There are competing sets of data on the precise number of coronavirus infections and fatalities in the United States, but NBC News' tally pointed this morning to a grim milestone for the nation: more than 50,000 Americans have now died as a result of the pandemic.
If that number sounds familiar, it may be because Donald Trump used it in an unusual way during Monday's White House press briefing:
"[W]e did the right thing, because if we didn't do it, you would have had a million people, a million and a half people, maybe 2 million people dead. Now, we're going toward 50, I'm hearing, or 60,000 people. One is too many. I always say it: One is too many. But we're going toward 50- or 60,000 people."
Even at the time, it was difficult to understand why the president was making such a projection. As of Monday, roughly 42,000 Americans had died from COVID-19. By suggesting the overall death toll could be as low as 50,000, Trump was effectively raising the possibility of a miraculous collapse in coronavirus fatalities.
So why in the world would the president tell the public that a death toll of 50,000 to 60,000 would be as bad as the crisis gets? Could he not see where the trajectory was headed?
A Washington Post analysis made a compelling case this week that Trump pointed to these numbers as a result of the White House misunderstanding COVID-19 modeling. I don't doubt that this confusion played an important part in the unfortunate presidential rhetoric.
But I also wonder whether Trump sees peddling bogus projections as his version of cheer-leading.
One of the most unfortunate of the Republican's quotes about the crisis came in February, when he assured the public that "within a couple of days," the number of coronavirus cases in the United States would drop "to zero," as a result of the "good job" he said Team Trump was doing. That was, of course, tragically wrong.
Asked a couple of weeks ago to defend his spectacular error, Trump told reporters, "[Y]ou have to understand, I'm a cheerleader for this country.... I think a president has to be a cheerleader for their country."
It's a peek into an unfortunate perspective: the president says wrong things, intended to boost public optimism, which he sees as an inherently good thing. Except, even if the claims are somehow well intended, the fact that they're wrong means the assertions have the opposite effect.

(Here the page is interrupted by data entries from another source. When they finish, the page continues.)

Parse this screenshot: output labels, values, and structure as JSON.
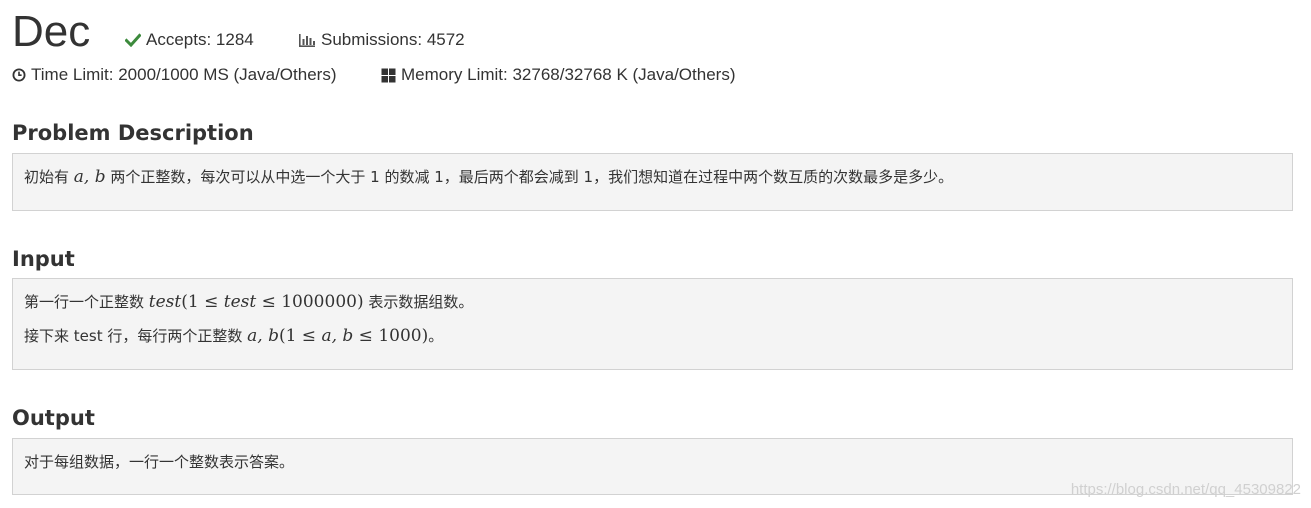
{
  "problem": {
    "title": "Dec",
    "accepts_label": "Accepts: 1284",
    "submissions_label": "Submissions: 4572",
    "time_limit": "Time Limit: 2000/1000 MS (Java/Others)",
    "memory_limit": "Memory Limit: 32768/32768 K (Java/Others)"
  },
  "sections": {
    "description": {
      "heading": "Problem Description",
      "text_a": "初始有 ",
      "math_a": "a, b",
      "text_b": " 两个正整数，每次可以从中选一个大于 1 的数减 1，最后两个都会减到 1，我们想知道在过程中两个数互质的次数最多是多少。"
    },
    "input": {
      "heading": "Input",
      "line1_a": "第一行一个正整数 ",
      "line1_math_var": "test",
      "line1_math_rest": "(1 ≤ ",
      "line1_math_var2": "test",
      "line1_math_end": " ≤ 1000000)",
      "line1_b": " 表示数据组数。",
      "line2_a": "接下来 test 行，每行两个正整数 ",
      "line2_math": "a, b",
      "line2_math_end": "(1 ≤ ",
      "line2_math_vars": "a, b",
      "line2_math_tail": " ≤ 1000)",
      "line2_b": "。"
    },
    "output": {
      "heading": "Output",
      "text": "对于每组数据，一行一个整数表示答案。"
    }
  },
  "watermark": "https://blog.csdn.net/qq_45309822",
  "colors": {
    "accept_check": "#3c8a3c",
    "text": "#333333",
    "box_bg": "#f4f4f4",
    "box_border": "#d2d2d2"
  }
}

I wouldn't be surprised if Trump defended the projection of 50,000 fatalities the same way: he was simply being "a cheerleader for the country." But the public doesn't need a cheerleader; it needs a leader who provides reliable information.